▶ **WHAT YOU NEED TO DO**
Pull every line with "label" from the data below and copy it.

[Component data from apps and pages]
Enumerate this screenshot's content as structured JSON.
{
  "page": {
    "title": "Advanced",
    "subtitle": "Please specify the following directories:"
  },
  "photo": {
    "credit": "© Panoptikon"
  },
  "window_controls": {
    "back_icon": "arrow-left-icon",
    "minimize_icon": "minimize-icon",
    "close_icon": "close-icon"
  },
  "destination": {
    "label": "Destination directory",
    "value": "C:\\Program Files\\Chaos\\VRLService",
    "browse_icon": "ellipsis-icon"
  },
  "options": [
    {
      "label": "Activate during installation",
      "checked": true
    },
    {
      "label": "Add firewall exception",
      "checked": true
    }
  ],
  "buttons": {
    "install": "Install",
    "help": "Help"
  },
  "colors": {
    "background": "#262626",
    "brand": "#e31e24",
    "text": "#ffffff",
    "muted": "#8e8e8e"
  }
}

▶ **REPLY**
    "label": "Destination directory",
      "label": "Activate during installation",
      "label": "Add firewall exception",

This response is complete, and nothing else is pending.